The response should contain all of the data below, reproduced exactly, and no pictures.

[Entries from a dataset of interfaces]
--------------------------------

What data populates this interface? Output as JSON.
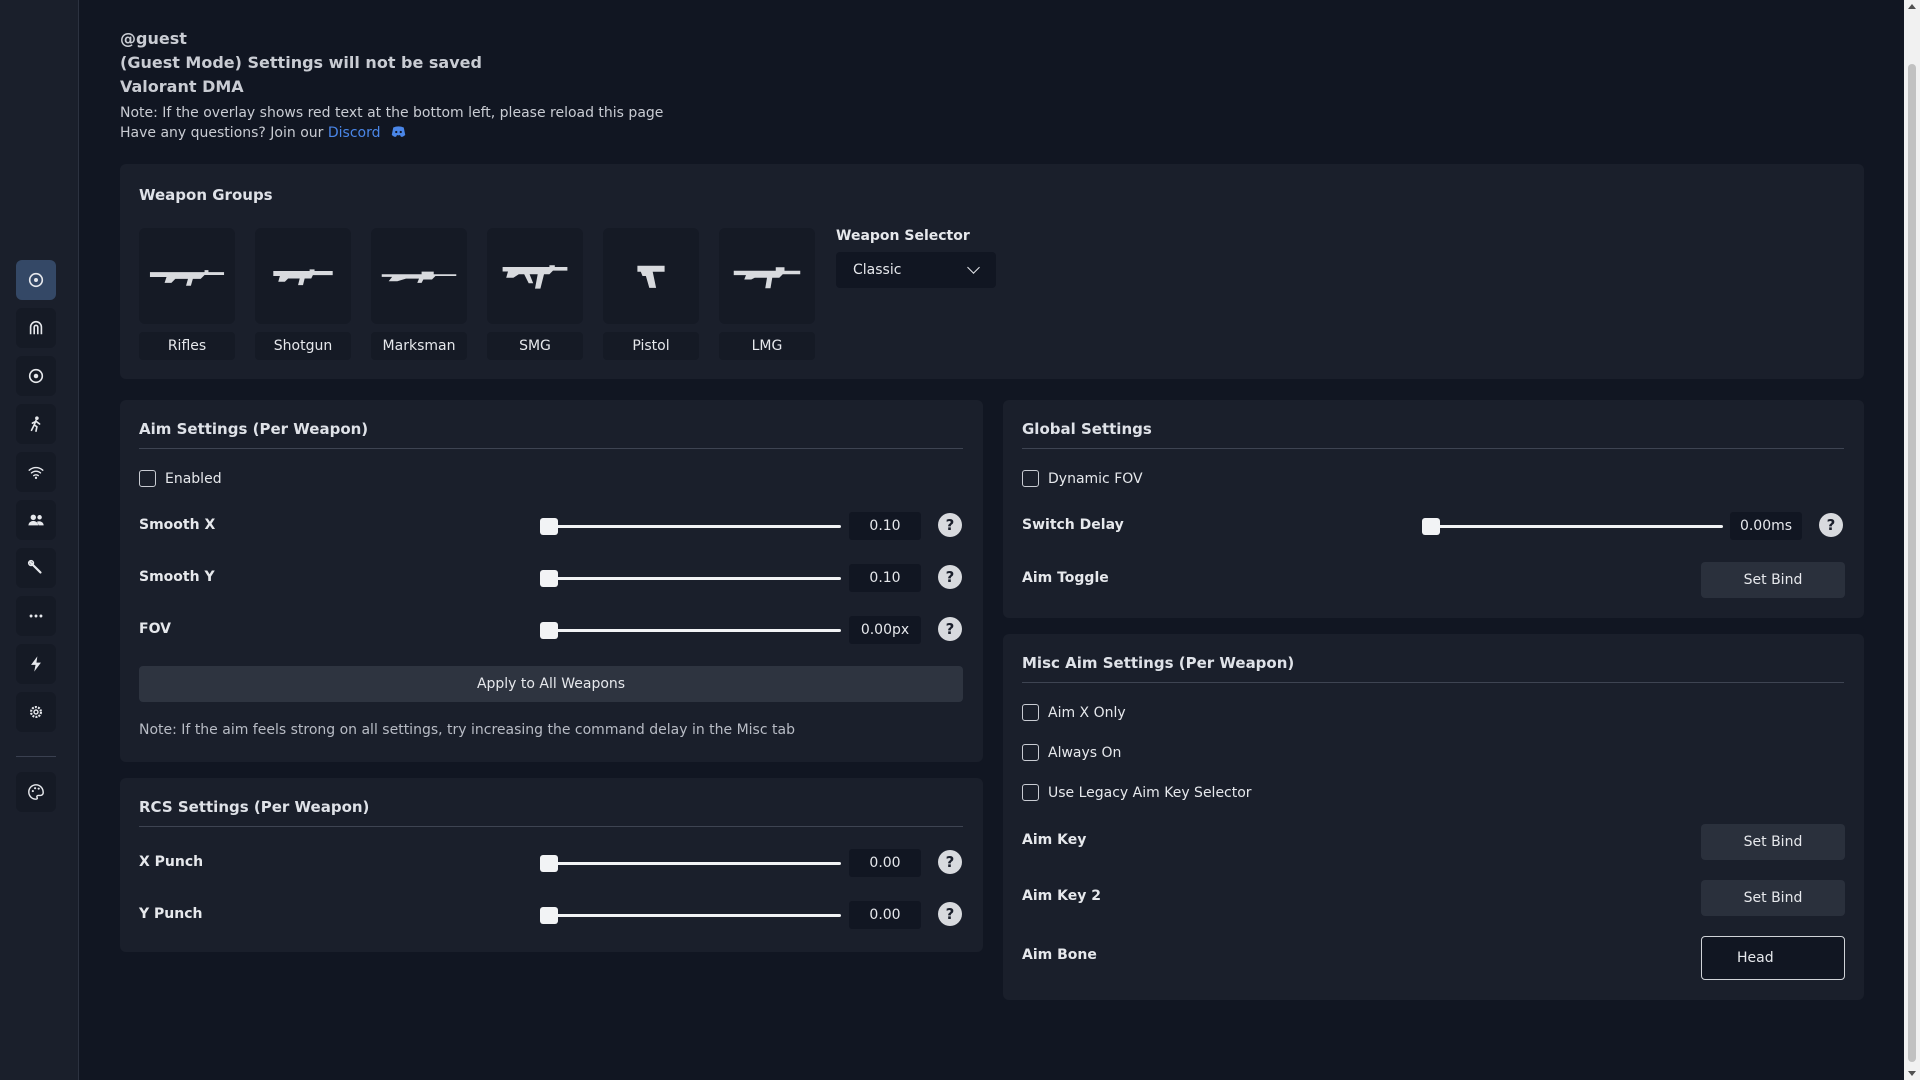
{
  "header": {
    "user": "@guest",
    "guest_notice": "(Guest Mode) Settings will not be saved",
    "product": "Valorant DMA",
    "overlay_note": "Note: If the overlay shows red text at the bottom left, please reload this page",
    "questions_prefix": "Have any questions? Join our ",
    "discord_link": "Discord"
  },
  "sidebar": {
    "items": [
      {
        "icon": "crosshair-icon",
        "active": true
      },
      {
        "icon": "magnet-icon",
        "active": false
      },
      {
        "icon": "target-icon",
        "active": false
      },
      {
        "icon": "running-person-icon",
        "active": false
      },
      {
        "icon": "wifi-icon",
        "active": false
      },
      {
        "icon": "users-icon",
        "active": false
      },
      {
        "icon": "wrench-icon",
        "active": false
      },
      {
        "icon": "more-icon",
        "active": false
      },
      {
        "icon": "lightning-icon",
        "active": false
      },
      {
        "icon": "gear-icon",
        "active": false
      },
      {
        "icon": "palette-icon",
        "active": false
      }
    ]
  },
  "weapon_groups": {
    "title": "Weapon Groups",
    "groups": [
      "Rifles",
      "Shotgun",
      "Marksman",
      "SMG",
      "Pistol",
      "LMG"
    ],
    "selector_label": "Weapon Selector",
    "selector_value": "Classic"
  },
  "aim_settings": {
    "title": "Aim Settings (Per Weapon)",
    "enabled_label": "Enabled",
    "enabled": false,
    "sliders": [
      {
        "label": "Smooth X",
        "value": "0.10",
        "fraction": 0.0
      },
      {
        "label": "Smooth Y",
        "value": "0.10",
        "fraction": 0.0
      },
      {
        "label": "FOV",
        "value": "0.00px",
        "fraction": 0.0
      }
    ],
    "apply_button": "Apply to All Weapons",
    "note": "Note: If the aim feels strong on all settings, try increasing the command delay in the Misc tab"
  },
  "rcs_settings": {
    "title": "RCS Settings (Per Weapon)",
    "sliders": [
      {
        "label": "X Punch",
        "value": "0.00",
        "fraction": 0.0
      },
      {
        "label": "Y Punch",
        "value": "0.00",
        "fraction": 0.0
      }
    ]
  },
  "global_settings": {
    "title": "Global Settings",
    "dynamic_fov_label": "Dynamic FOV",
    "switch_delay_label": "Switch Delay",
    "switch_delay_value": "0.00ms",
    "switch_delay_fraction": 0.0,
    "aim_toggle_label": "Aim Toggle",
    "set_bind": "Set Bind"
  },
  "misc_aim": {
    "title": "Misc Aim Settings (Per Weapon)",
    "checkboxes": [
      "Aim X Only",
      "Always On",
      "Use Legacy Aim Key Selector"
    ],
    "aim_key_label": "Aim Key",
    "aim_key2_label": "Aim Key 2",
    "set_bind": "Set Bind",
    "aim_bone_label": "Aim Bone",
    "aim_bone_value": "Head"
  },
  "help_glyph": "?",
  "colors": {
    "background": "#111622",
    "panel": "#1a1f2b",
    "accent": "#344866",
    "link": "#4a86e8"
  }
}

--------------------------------

Solved problem:
What data populates this interface? Output as JSON.
{
  "header": {
    "user": "@guest",
    "guest_notice": "(Guest Mode) Settings will not be saved",
    "product": "Valorant DMA",
    "overlay_note": "Note: If the overlay shows red text at the bottom left, please reload this page",
    "questions_prefix": "Have any questions? Join our ",
    "discord_link": "Discord"
  },
  "sidebar": {
    "items": [
      {
        "icon": "crosshair-icon",
        "active": true
      },
      {
        "icon": "magnet-icon",
        "active": false
      },
      {
        "icon": "target-icon",
        "active": false
      },
      {
        "icon": "running-person-icon",
        "active": false
      },
      {
        "icon": "wifi-icon",
        "active": false
      },
      {
        "icon": "users-icon",
        "active": false
      },
      {
        "icon": "wrench-icon",
        "active": false
      },
      {
        "icon": "more-icon",
        "active": false
      },
      {
        "icon": "lightning-icon",
        "active": false
      },
      {
        "icon": "gear-icon",
        "active": false
      },
      {
        "icon": "palette-icon",
        "active": false
      }
    ]
  },
  "weapon_groups": {
    "title": "Weapon Groups",
    "groups": [
      "Rifles",
      "Shotgun",
      "Marksman",
      "SMG",
      "Pistol",
      "LMG"
    ],
    "selector_label": "Weapon Selector",
    "selector_value": "Classic"
  },
  "aim_settings": {
    "title": "Aim Settings (Per Weapon)",
    "enabled_label": "Enabled",
    "enabled": false,
    "sliders": [
      {
        "label": "Smooth X",
        "value": "0.10",
        "fraction": 0.0
      },
      {
        "label": "Smooth Y",
        "value": "0.10",
        "fraction": 0.0
      },
      {
        "label": "FOV",
        "value": "0.00px",
        "fraction": 0.0
      }
    ],
    "apply_button": "Apply to All Weapons",
    "note": "Note: If the aim feels strong on all settings, try increasing the command delay in the Misc tab"
  },
  "rcs_settings": {
    "title": "RCS Settings (Per Weapon)",
    "sliders": [
      {
        "label": "X Punch",
        "value": "0.00",
        "fraction": 0.0
      },
      {
        "label": "Y Punch",
        "value": "0.00",
        "fraction": 0.0
      }
    ]
  },
  "global_settings": {
    "title": "Global Settings",
    "dynamic_fov_label": "Dynamic FOV",
    "switch_delay_label": "Switch Delay",
    "switch_delay_value": "0.00ms",
    "switch_delay_fraction": 0.0,
    "aim_toggle_label": "Aim Toggle",
    "set_bind": "Set Bind"
  },
  "misc_aim": {
    "title": "Misc Aim Settings (Per Weapon)",
    "checkboxes": [
      "Aim X Only",
      "Always On",
      "Use Legacy Aim Key Selector"
    ],
    "aim_key_label": "Aim Key",
    "aim_key2_label": "Aim Key 2",
    "set_bind": "Set Bind",
    "aim_bone_label": "Aim Bone",
    "aim_bone_value": "Head"
  },
  "help_glyph": "?",
  "colors": {
    "background": "#111622",
    "panel": "#1a1f2b",
    "accent": "#344866",
    "link": "#4a86e8"
  }
}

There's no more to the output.